[Extracted records]
=== Section Start ===

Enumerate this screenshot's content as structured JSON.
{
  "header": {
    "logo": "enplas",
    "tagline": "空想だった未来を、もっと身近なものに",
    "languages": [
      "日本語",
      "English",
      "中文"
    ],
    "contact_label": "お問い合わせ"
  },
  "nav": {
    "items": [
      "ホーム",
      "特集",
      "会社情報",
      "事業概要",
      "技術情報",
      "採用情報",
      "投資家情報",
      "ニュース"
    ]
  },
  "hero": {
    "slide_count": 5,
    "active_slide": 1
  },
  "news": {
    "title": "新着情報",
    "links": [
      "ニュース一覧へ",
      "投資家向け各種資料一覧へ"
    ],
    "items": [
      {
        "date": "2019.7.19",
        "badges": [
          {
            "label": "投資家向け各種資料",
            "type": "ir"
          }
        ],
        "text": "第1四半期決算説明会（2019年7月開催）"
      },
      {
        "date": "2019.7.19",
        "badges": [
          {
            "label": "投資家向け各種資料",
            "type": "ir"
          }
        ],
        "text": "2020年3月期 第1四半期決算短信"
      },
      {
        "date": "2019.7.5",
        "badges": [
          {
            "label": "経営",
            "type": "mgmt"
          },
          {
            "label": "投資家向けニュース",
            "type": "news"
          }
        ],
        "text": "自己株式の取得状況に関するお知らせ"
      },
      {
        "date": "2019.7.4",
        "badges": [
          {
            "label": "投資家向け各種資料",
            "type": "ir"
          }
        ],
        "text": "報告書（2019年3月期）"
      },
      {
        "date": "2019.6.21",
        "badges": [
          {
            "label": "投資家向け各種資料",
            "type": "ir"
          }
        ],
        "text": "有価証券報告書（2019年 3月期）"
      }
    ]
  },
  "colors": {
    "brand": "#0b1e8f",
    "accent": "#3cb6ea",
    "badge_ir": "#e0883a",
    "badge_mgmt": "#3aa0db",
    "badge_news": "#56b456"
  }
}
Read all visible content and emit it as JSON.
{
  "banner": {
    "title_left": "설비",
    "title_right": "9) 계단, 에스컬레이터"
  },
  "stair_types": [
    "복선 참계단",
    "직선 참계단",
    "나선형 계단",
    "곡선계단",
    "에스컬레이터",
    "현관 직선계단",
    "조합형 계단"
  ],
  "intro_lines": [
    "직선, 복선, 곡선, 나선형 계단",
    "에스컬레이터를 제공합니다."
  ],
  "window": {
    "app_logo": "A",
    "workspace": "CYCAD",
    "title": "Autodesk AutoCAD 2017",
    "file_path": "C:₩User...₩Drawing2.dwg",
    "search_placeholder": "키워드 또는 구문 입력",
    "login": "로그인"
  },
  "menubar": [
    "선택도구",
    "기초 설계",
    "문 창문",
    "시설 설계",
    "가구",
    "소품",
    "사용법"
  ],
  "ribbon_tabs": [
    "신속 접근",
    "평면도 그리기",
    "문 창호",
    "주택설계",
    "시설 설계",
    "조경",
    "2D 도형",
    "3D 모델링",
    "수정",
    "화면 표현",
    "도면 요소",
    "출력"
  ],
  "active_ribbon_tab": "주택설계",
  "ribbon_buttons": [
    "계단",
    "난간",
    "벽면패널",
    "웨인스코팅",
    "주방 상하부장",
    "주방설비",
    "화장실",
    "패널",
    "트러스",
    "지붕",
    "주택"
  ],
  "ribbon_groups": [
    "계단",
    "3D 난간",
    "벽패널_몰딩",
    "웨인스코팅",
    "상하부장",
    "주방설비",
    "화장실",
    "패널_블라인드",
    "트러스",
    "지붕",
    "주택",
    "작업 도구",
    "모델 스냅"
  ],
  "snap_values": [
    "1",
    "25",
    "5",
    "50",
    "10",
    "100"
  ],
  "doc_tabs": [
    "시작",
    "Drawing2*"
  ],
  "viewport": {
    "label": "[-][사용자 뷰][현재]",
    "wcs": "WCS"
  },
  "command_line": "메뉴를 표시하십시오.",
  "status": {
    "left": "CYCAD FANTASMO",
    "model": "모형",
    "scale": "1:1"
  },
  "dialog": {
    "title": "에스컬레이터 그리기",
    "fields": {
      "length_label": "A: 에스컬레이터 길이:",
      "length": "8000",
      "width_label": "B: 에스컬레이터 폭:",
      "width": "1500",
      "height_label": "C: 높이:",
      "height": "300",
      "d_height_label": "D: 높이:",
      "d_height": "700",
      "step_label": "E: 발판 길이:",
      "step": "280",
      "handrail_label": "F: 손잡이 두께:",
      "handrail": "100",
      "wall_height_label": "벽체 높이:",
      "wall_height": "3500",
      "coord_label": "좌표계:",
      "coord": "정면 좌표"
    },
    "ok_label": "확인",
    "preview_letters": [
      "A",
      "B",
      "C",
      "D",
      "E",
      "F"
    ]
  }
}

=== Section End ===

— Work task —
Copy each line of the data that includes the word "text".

— Result for this task —
        "text": "第1四半期決算説明会（2019年7月開催）"
        "text": "2020年3月期 第1四半期決算短信"
        "text": "自己株式の取得状況に関するお知らせ"
        "text": "報告書（2019年3月期）"
        "text": "有価証券報告書（2019年 3月期）"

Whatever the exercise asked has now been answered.